Lammas celebrates the harvest, and the beginning of summer’s end.
In the southern hemisphere, Lammas falls on February 2, which is right in the hottest part of the year for most countries in this part of the world.
Lammas is the celebration of the harvest, and all things related to hops, hay and wheat, so the drink of the season is beer or ale (and fruit juices for non-drinkers and children). This is also the time of stone fruit (such as plums, apricots and peaches) and tropical fruit (mangoes and bananas) – and all of these foods can be incorporated into a feast to celebrate Lammas.
Lammas group ritual
For this ritual you will need:
• A web of strands drawing outwards (the radii of the web, like the spokes of a wheel) should be prepared, with enough strands so that a member of the Circle can hold one each. The strand needs to be three times the length of the final web circumference. There should also be four strands, one of each of the elemental colours, attached from
the centre of the web.
• a large bunch of very ripe grapes is required, preferably red. If red grapes cannot be found, rich red ripe plums will do instead.
• enough beer, ale or apple cider for all the members of the Circle
• a large silver or steel bowl
• a loaf of home-baked bread or damper. In the making of the bread, each member of the circle should stir the mixture, always anti-clockwise, a minimum of three times. The bread should still be warm when the ritual begins.
Set an altar in the center of the Circle, and on it lay the grapes and bread.
Set the beer/ale/cider before the altar, and set out enough mugs for each member of the Circle.
Cast the Circle in the following way:
Wind, Fire, Sea, Stone
Breath, Flame, Wave, Bone
As I will, So it be done!
As I will, so it be done!
This circle is cast! Time has no meaning here.
This circle is cast! No harm can come to us here.
We are between the worlds.
The High Priest/ess says:
Now is the time of Lammas
Time to acknowledge the web of life that surrounds us
Time to acknowledge the web of life that nourishes us
Time to give thanks, to draw the harvest in
And to acknowledge that the web we weave
Also weaves us within its strands.
Each of the Circle members now takes up a strand of the web radius threads, and holds it tight.
They move in close, so that the Circle members have made the Circle as small as possible. The four quarter Priest/esses hold threads in the colour of their element – yellow for Air, red for Fire, blue for Water and Green for Earth.
The Air Priest/ess says, as s/he begins to weave the yellow thread:
The element of Air
Draws us together with communication
Draws us together with speech, with song, with writing
Yet Air is just a single strand of the web…
The Fire Priest/ess says, as s/he begins to weave the red thread:
The element of Fire

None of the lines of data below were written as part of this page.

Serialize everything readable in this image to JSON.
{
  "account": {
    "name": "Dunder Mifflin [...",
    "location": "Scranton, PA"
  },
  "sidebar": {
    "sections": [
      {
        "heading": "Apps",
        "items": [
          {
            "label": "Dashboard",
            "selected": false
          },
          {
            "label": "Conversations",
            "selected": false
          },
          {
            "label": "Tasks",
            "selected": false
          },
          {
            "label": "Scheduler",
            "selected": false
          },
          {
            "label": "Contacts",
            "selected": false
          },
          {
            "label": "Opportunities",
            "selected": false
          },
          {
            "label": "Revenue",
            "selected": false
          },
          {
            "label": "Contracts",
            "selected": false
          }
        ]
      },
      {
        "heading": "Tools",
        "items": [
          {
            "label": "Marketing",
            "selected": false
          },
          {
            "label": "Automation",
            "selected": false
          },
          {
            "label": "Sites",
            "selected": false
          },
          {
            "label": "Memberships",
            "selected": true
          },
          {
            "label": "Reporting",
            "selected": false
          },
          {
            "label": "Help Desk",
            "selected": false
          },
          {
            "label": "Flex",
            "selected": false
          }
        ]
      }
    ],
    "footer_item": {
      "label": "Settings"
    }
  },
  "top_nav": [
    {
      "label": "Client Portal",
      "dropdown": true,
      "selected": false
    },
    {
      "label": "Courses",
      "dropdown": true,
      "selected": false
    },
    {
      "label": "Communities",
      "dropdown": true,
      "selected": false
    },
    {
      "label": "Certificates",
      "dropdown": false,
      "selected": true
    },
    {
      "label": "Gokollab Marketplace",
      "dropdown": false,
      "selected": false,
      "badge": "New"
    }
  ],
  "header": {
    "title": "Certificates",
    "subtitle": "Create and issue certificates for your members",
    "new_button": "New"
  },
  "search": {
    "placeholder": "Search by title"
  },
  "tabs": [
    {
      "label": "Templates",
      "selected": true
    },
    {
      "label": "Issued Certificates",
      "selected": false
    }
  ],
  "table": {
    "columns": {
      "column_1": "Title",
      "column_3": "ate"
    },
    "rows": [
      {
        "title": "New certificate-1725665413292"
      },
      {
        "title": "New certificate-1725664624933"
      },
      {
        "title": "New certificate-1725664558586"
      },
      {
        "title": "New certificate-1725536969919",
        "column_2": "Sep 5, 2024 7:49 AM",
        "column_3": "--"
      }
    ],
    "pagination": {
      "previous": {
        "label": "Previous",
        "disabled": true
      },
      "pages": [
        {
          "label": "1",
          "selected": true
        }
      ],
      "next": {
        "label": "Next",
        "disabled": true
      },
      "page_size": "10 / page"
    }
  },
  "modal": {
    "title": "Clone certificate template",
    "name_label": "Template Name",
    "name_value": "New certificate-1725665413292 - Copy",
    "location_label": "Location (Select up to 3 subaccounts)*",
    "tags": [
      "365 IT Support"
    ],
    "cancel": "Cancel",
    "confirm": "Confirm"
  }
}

Draws us together with passion
Draws us together with creativity and the uniqueness that separates and binds us
Yet Fire is just a single strand of the web…
The Water Priest/ess says, as s/he begins to weave the blue thread:
The element of Water
Draws us together with emotion
Draws us together with our feelings, our empathy that build our community
Yet Water is just a single strand of the web…
The Earth Priest/ess says, as s/he begins to weave the green thread:
The element of Earth
Draws us together with strength
Draws us together with wisdom and knowledge and integrity
Yet Earth is just a single strand of the web…
As each strand is passed around the Circle, counter-clockwise, the Circle member repeats the line:
‘[Element] is just a single strand of the web’
Thus the web builds.
When each colour has worked its way back to its guarding Priest/ess, s/he ties it off and cuts the remainder.
Air Priest/ess: And so the web of Air is woven
Fire Priest/ess: And so the web of Fire is woven
Water Priest/ess: And so the web of Water is woven
Earth Priest/ess: And so the web of Earth is woven
The Web is now gathered and placed in the silver bowl, and covered over with spring water.
Each of the Circle members then ventures forth, and anoints him/herself with the web waters.
When all are anointed, The High Priest/ess pours the remaining web water on the earth, saying:
From Air, and Fire, and Water, and Earth we return her goodness to the land. Blessed be!
All: Blessed be!
The High Priest/ess then takes up the grapes, and says:
Fruit of the vine
of Air, Fire, Water and Earth
In Her name
Return to her again!
She crushes the grapes with her hands, letting the juice run over her palms, then places her palms on the earth, leaving behind the remnants of the grapes as an offering.
The High Priest/ess then takes up the Bread, blessed it, and offers it around the Circle with traditional blessings. Her assistants then pass around the beer/ale/cider, and pour cups of it for all, with traditional blessings.
Finally, the Circle is closed:
By the earth, by all fleshly beings
By the water and all creatures that drink from Her
By the fire, and the shining spirits of the Bright Ones
By the breath that gives all life
By earth, by water, by fire and by air
Bright ones, depart in peace from this place.
This circle is open, yet unbroken
Merry meet, merry part,
And merry meet again
So mote it be. Blessed be.